(Work item)
Exactly as written, retype the listing below, omitting the pictures.
===== Dataset entries
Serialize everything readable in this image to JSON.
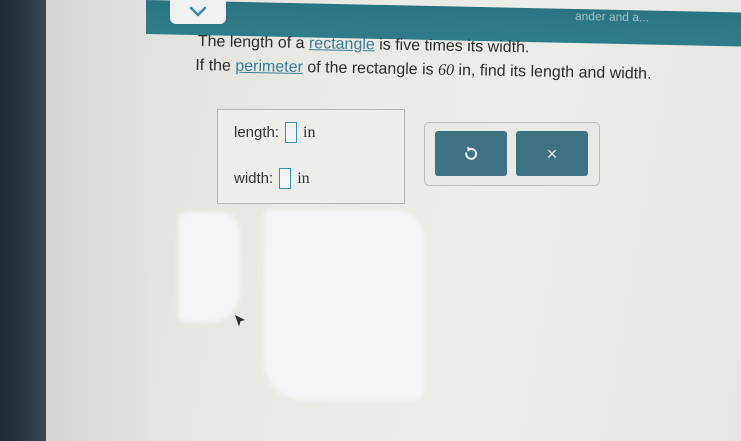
{
  "header": {
    "partial_text": "ander and a..."
  },
  "problem": {
    "line1_before": "The length of a ",
    "line1_link": "rectangle",
    "line1_after": " is five times its width.",
    "line2_before": "If the ",
    "line2_link": "perimeter",
    "line2_middle": " of the rectangle is ",
    "line2_value": "60",
    "line2_after": " in, find its length and width."
  },
  "answer": {
    "length_label": "length:",
    "length_unit": "in",
    "width_label": "width:",
    "width_unit": "in"
  },
  "actions": {
    "clear_glyph": "×"
  },
  "colors": {
    "topbar": "#2f7d88",
    "link": "#3c7d94",
    "button": "#3f7381",
    "input_border": "#3b8fb8"
  }
}
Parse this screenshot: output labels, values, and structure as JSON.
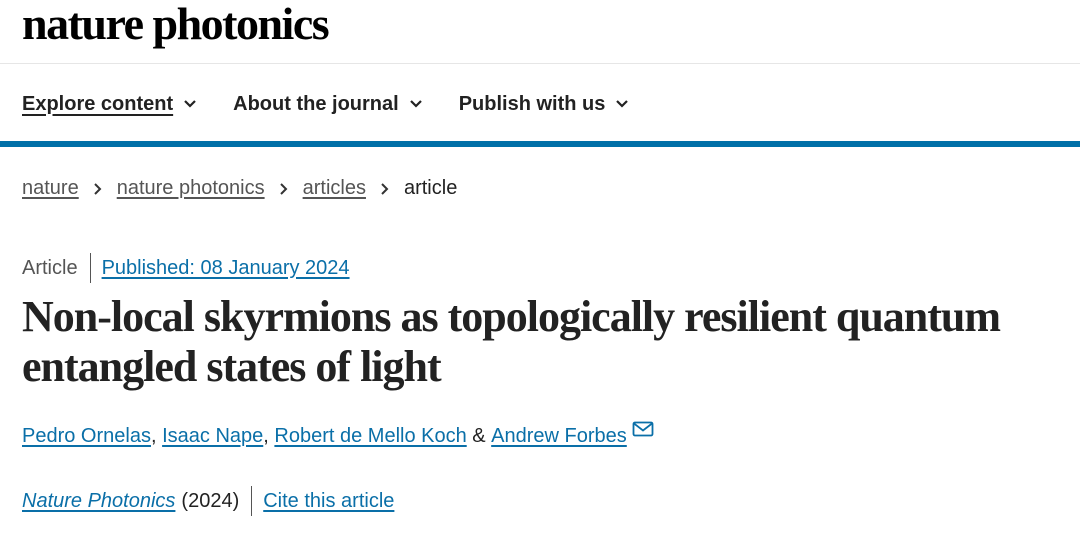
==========
(Written answer)
Serialize everything readable in this image to JSON.
{
  "header": {
    "partial_text": "ander and a..."
  },
  "problem": {
    "line1_before": "The length of a ",
    "line1_link": "rectangle",
    "line1_after": " is five times its width.",
    "line2_before": "If the ",
    "line2_link": "perimeter",
    "line2_middle": " of the rectangle is ",
    "line2_value": "60",
    "line2_after": " in, find its length and width."
  },
  "answer": {
    "length_label": "length:",
    "length_unit": "in",
    "width_label": "width:",
    "width_unit": "in"
  },
  "actions": {
    "clear_glyph": "×"
  },
  "colors": {
    "topbar": "#2f7d88",
    "link": "#3c7d94",
    "button": "#3f7381",
    "input_border": "#3b8fb8"
  }
}
Parse this screenshot: output labels, values, and structure as JSON.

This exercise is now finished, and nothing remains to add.